While nowhere near as large as the Boston and New York Pubic Libraries in terms of scale, the Gothic-esque athenaeum in Baltimore is still every bit as impressive. Named in honor of the British-American philanthropist George Peabody, the 19th Century repository was originally intended as a research library for the John Hopkins University. Intent on creating a broad and accessible collection of literature which encompassed all fields of knowledge (save medicine and law), Peabody enlisted the help of celebrated English-born architect and close friend Edmund George Lind to create what would later be described as a “cathedral of books”.
Set across six floors, the neo-Grecian interior bears all the hallmarks of an ancient cathedral, including a soaring 61 foot atrium covered by skylights and ornate, cast-iron balconies overlooking the black and white marble 'court'. The library itself boasts a small, yet impressive collection of just over 300,000 volumes, including numerous bound manuscripts from the 17th and 18th Centuries. While most are concerned with art, religion, history and culture, the library also counts a number of cuneiform tablets among its collections, coupled with several early editions of “Don Quixote” by Miguel de Cervantes Saavedra.
Boston Public Library (BPL)
No list of U.S libraries would be complete without mention of the BPL. Established in 1848, Boston Public Library was the first municipal library in the United States to be supported by public funding, and the first to allow volumes to be freely borrowed by the public. The library was originally contained within a small schoolhouse, yet a mere four years after its inaugural opening in 1854, was relocated to an Italian building on Boylston Street due to the increasing number of acquisitions. It wasn't until 1888 that the municipal government finally agreed upon both a style, and an architect, for the earmarked location at Copley Square.
Beaux-Arts architect Charles Follen McKim is credited with the building's unique Renaissance design, which features huge, arcaded stained glass windows and monumental inscriptions. Inspired by the work of Valencian architect Rafael Guastavino, the main hall features one of the very first successful installations of Catalan vaults anywhere in the U.S. Aside from its architectural marvels, the behemoth library houses a number of fascinating murals by the likes of Pierre Puvis de Chavannes and John Singer Sargent, as well as the famed “Quest of the Holy Grail” by Edwin Austin Abbey. With an estimated 14,900,000 materials, the BPL now ranks as the third largest library in the U.S by volume, and counts early works by Shakespeare and Mozart among its most famous acquisitions.
Salt Lake City Public Library,
Salt Lake City, Utah
It may not be up there with the likes of New York and Boston as one of America's must-visit cities, yet the municipal capital of Utah has more than its own fair share of interest attractions. Built in 2003, the newly constructed Public Library has become one of the city's most recognizable landmarks – a marriage of glass, steel and light that gives it a sleek, futuristic appearance.
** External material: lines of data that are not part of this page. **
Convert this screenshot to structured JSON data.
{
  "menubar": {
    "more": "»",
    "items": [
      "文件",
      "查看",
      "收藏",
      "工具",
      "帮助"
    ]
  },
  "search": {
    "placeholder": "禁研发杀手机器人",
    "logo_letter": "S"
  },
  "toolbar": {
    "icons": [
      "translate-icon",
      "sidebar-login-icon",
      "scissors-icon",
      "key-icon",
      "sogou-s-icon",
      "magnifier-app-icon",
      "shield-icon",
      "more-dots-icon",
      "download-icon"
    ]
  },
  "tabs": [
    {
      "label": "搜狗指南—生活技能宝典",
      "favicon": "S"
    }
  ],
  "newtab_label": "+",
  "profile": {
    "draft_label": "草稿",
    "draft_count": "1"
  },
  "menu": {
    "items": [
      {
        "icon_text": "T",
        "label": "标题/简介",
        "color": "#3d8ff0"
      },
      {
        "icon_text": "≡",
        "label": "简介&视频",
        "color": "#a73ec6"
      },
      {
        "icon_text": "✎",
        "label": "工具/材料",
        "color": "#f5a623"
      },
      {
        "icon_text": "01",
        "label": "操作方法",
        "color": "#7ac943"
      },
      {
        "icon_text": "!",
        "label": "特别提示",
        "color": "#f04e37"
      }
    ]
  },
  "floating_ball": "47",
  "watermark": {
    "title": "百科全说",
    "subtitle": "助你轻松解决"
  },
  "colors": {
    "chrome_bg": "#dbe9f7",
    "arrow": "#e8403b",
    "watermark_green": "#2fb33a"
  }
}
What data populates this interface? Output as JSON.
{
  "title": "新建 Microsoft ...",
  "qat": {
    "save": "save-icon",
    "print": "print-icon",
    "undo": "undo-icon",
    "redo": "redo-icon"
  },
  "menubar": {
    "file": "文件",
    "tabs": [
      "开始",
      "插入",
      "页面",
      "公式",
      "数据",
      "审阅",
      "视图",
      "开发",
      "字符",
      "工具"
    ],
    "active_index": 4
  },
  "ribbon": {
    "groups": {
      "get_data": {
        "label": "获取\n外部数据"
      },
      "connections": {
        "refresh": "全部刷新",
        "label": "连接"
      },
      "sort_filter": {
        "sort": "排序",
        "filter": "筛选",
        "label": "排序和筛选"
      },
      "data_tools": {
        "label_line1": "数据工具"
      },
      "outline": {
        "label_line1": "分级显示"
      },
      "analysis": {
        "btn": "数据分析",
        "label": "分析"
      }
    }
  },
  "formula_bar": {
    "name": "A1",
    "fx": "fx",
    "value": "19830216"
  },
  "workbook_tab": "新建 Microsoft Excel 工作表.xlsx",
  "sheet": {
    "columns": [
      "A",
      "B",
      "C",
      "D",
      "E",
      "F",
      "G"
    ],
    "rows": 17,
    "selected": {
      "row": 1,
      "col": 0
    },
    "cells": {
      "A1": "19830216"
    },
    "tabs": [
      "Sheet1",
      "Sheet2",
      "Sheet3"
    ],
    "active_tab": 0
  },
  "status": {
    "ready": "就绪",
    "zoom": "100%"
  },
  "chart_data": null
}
The interior is a little like a shopping mall – all vast open walkways, glinting metal and sweeping steel spiral staircases connecting one level to the next.
It's no strange coincidence the SLCPL also has a small, designated shopping area. The space itself was incepted to provide inhabitants of the city with an ambient indoor space in which to read, learn, experience and socialize. The layout somewhat differs to that of a conventional library as there are reading areas scattered throughout the building. Window seats alongside the 5-storey glass wall offer tantalizing views across the city, but if you really want a prime spot, you can't beat the efflorescent Roof Terrace Cafe up on the 6th floor!
With around 3 million volumes held, Salt Lake City Public Library can't quite compete with the repositories of Boston and New York in terms of scale. It can, however, stake claim to having one of the largest graphic novel collections in the U.S, and a 'zine collection comprising 15 subscriptions and more than 6,000 titles!